Records contained in a dataset
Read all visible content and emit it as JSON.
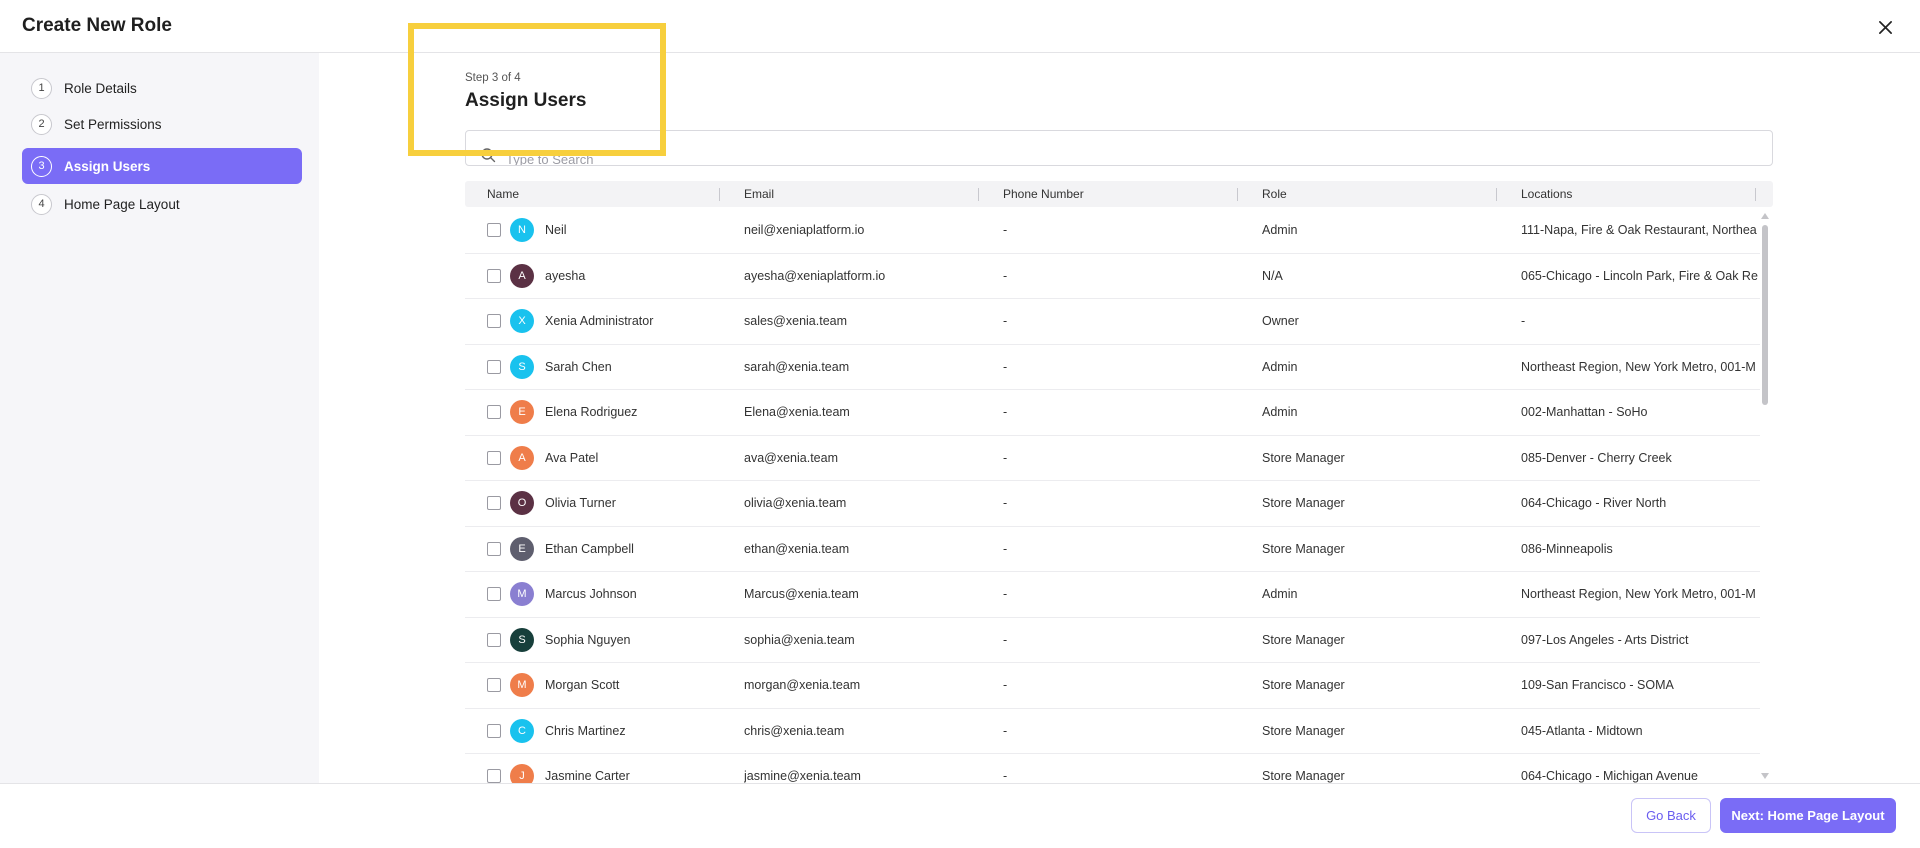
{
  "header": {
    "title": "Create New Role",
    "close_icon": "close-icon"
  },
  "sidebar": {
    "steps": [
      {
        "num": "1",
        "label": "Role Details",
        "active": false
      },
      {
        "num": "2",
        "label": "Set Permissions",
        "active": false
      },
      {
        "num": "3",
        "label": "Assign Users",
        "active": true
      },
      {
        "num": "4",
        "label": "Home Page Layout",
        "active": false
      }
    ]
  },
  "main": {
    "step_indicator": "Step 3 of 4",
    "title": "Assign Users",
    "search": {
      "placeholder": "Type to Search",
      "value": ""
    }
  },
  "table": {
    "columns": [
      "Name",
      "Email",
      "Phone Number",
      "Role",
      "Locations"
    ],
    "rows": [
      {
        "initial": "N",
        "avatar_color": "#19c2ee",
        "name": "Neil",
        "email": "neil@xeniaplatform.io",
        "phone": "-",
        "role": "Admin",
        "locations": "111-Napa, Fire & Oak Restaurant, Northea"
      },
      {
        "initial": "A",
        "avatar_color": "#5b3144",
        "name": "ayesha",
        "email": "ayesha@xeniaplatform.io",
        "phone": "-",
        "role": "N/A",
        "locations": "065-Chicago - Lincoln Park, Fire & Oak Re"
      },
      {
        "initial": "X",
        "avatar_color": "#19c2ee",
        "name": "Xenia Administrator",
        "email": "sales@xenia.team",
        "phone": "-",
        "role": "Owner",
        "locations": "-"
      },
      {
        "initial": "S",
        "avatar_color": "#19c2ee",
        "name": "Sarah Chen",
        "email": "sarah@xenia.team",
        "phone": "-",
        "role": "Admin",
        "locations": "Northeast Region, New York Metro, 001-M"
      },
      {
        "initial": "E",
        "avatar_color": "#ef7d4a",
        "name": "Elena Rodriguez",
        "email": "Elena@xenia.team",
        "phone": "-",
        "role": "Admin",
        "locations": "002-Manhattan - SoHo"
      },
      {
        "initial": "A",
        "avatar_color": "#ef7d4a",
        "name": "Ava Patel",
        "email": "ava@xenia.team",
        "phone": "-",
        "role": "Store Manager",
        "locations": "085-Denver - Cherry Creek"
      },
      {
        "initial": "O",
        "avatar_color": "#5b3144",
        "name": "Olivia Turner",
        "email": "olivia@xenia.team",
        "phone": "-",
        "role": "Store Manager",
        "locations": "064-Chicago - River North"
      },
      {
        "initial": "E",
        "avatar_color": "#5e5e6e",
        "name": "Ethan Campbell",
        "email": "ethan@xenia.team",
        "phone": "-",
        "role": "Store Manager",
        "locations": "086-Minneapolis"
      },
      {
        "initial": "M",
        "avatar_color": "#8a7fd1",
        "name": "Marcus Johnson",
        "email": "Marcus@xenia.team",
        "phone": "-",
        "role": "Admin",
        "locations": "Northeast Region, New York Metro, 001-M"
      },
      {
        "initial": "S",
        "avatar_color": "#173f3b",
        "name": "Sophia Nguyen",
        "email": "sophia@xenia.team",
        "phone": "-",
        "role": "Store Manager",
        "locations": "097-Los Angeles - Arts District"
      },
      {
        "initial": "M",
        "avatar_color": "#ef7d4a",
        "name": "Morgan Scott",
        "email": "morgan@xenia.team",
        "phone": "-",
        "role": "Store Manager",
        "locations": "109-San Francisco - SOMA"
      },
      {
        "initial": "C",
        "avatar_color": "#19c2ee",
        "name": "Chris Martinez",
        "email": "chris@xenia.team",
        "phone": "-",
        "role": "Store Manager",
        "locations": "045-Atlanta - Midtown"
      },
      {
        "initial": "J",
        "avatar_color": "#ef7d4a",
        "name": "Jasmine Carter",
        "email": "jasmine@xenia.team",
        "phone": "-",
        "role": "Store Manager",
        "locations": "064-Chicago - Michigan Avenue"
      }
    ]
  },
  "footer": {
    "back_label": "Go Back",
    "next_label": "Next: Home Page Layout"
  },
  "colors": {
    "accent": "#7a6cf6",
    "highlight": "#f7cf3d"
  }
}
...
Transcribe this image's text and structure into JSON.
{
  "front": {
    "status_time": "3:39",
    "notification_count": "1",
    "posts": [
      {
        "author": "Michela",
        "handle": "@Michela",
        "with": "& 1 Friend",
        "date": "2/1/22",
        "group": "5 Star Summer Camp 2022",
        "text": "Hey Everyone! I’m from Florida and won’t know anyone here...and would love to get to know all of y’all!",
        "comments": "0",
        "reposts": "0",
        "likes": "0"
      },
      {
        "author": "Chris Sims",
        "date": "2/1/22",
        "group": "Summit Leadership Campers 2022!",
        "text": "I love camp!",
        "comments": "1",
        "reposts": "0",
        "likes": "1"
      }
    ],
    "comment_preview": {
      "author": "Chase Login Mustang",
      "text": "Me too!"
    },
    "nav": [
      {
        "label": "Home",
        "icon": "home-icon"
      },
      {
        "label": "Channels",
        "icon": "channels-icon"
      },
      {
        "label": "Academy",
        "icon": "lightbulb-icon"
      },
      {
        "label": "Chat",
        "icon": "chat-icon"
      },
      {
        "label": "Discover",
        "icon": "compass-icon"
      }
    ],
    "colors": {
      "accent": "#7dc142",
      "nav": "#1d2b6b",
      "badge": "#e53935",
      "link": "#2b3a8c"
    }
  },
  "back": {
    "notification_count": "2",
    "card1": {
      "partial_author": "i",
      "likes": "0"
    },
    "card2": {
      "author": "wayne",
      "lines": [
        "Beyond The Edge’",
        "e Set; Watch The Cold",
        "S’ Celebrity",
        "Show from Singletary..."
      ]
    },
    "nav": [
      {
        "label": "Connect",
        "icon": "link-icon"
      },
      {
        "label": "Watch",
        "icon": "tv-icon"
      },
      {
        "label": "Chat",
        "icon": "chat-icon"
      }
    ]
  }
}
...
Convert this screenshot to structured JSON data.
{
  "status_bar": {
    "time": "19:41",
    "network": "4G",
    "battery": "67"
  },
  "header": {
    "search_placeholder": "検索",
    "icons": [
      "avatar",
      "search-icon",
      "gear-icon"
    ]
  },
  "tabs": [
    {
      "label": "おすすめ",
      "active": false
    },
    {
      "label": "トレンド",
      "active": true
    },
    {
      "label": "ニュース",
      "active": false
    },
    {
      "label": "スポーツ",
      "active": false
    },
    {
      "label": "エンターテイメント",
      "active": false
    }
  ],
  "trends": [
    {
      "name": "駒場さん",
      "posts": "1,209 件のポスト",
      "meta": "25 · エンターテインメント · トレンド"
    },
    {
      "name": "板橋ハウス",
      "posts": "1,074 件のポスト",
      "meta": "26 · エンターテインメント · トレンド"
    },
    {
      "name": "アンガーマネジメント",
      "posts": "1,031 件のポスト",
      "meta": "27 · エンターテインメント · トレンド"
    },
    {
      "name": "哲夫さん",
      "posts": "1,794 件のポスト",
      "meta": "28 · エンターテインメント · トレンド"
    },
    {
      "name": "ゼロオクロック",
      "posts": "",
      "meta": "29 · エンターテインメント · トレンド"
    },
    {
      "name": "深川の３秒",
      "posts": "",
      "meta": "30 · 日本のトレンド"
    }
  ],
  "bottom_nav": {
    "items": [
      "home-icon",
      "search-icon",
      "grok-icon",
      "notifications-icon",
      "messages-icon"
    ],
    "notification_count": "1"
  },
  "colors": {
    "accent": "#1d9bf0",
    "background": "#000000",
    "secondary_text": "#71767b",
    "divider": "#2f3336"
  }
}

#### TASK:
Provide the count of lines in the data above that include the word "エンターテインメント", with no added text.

#### ANSWER SPACE:
5